"Overall, for 2020 we anticipate continued strong revenue growth across our key regions supported by brand and marketing investment in China and the US and the development of both capability and infrastructure to support in-market execution," Hrdlicka said at the annual meeting in Auckland.
The company's shares have been under pressure since its annual result on worries about tighter sales margins.
A2 Milk is often targeted by short selling - the sale of a share that the seller has borrowed. The short seller profits if the share price declines by picking it back up later at a lower price.
But when the market turns in the stock's favour, the shift higher can make the move more dramatic than it would do otherwise, triggering a short-covering rally.
Mark Lister, head of private wealth research at Craigs Investment Partners, said the market reaction reflected positive news on the margin front, and was in a sense a "relief" rally after the stock came under pressure since its last result in August.

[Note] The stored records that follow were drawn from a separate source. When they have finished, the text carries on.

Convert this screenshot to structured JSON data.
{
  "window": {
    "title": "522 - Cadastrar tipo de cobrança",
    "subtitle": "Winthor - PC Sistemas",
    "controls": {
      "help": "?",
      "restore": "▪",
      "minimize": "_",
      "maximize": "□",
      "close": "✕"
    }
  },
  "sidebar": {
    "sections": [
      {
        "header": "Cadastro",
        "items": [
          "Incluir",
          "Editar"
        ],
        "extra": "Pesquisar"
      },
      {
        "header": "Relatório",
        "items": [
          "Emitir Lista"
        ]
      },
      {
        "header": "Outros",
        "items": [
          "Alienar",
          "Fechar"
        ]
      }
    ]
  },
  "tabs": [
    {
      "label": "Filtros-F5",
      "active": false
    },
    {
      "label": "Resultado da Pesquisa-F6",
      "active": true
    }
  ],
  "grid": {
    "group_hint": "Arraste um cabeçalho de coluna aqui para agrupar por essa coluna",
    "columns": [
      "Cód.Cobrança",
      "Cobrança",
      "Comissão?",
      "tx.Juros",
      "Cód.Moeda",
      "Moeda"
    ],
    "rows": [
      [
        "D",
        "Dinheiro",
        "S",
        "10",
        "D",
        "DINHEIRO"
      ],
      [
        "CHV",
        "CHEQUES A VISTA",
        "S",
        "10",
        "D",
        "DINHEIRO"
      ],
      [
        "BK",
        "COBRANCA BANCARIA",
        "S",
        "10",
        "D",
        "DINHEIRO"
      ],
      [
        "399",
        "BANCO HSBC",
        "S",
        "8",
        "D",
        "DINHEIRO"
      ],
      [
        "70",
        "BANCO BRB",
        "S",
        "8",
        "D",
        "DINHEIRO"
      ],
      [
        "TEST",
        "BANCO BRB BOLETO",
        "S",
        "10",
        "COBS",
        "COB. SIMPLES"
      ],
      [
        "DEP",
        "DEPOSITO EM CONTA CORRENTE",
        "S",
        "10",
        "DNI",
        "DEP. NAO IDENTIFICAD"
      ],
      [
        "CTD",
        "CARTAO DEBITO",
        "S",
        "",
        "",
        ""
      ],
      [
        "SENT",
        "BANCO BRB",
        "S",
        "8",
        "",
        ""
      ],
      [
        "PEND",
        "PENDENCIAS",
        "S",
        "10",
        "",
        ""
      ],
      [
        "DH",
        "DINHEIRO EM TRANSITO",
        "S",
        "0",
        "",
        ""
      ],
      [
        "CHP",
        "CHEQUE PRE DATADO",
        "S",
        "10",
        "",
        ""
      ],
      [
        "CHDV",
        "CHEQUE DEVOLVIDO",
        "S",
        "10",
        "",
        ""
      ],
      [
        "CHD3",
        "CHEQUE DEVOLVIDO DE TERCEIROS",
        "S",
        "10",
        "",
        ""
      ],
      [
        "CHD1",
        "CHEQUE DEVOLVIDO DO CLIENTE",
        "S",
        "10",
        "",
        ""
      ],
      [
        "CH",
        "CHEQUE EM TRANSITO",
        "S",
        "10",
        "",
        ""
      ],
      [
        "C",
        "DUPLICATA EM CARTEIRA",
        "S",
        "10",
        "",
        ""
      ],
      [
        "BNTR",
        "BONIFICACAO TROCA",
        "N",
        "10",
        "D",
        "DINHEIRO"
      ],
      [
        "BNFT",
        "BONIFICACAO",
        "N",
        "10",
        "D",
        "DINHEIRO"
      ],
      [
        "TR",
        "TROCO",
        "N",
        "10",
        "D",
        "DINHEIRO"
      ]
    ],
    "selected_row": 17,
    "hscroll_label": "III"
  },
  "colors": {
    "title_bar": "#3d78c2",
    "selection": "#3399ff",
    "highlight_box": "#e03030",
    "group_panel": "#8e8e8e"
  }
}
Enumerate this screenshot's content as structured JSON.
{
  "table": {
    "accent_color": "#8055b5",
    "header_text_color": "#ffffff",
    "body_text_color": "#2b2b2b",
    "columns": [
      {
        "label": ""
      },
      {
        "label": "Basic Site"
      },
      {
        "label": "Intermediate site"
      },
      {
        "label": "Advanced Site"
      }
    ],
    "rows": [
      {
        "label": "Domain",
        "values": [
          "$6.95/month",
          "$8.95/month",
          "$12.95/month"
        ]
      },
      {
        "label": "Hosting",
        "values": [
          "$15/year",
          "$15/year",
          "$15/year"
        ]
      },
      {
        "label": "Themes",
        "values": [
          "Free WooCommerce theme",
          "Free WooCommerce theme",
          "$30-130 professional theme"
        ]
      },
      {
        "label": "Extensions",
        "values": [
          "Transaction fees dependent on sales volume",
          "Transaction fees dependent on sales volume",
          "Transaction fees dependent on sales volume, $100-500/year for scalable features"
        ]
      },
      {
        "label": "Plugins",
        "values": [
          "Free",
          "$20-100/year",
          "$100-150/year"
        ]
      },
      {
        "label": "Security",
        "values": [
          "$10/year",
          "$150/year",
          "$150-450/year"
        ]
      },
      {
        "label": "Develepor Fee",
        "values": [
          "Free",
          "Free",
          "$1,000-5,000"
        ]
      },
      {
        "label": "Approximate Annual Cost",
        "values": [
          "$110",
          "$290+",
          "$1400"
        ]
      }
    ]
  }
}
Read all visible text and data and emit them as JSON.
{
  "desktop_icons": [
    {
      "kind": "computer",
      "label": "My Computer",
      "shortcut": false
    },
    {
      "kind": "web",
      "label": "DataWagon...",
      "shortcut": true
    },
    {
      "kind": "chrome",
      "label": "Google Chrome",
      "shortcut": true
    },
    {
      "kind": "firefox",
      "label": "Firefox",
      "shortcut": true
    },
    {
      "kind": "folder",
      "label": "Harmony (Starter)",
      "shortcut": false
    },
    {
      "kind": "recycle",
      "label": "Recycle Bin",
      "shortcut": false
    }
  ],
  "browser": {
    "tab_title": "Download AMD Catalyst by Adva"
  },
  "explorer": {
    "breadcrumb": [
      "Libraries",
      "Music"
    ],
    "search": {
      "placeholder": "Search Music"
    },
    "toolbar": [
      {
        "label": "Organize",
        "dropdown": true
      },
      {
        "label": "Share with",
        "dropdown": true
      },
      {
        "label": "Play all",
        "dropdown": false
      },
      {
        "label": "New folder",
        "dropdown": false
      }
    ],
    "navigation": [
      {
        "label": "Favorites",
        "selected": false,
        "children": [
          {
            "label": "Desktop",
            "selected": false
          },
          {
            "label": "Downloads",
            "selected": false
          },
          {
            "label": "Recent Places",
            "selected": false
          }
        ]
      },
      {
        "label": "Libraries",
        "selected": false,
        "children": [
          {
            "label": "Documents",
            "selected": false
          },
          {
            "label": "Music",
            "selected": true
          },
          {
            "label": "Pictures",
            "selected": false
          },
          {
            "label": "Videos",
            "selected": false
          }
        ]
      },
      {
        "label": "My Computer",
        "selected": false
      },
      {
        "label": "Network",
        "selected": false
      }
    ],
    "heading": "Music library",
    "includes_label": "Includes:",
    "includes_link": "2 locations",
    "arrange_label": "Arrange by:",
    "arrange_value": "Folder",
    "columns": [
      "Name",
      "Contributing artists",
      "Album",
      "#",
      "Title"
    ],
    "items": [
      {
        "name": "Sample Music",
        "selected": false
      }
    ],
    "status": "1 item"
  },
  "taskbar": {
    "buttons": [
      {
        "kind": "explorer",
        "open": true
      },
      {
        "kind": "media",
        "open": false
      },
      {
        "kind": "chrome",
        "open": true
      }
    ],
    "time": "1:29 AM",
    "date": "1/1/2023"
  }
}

"That's good news and it suggests that some of the steps they have taken are working," he said.
"A few people probably shorted the stock have been taking back those shorts."
Sam Dickie, senior portfolio manager at Fisher Funds, said the step up in a2 Milk's investment was already paying off.
He said the bearish camp had felt that there would be a revenue "miss", a decline in EBITDA margins, that Hrdlicka would not provide a detailed run-down on how the company was doing in its various sales channels, and that not enough rigour was being applied to assess the value of its spending on marketing.
"There were four prongs to the bear stool and they've all been kicked away," Dickie said.
A2 Milk said it expected to see strong revenue growth, supported by its investment in China and the United States, in the current financial year.
Hrdlicka told 200 or so shareholders a2 Milk's China strategy entailed building a broad-reaching business to serve consumers across all retail channels.
"Despite the considerable success we have enjoyed, we are only just beginning on the journey to our full potential in this market," she said.
In the US, where a2 Milk is making as big push, Hrdlicka aid the first half result would be "excellent".
A2 Milk's growth strategy for the US is focused on building a milk business of scale across grocery, mass merchandisers, natural, and club channels.
"We have made significant progress in penetrating and demonstrating strong consumer acceptance across all these channels to date and are encouraged by our most recent results," she said.
The company commercialises intellectual property relating to A1 protein-free milk that is sold under the a2 and a2 Milk brands, as well as the milk and related products like infant formula.
For the first half of the financial year, a2 Milk anticipates revenue in the range of $780m to $800m.
In a separate statement, a2 Milk said it had extended its supply agreement with its part-owned supplier, Canterbury-based Synlait Milk.
The 2018 agreement provided for a minimum term of five years, with a rolling three-year term from August 1, 2020.
A two-year extension to the term of the agreement, effectively providing for a new minimum term to, at the earliest, July 31, 2025.
A2 Milk finished the day at $14.12, up $1.32 or 10.3 per cent.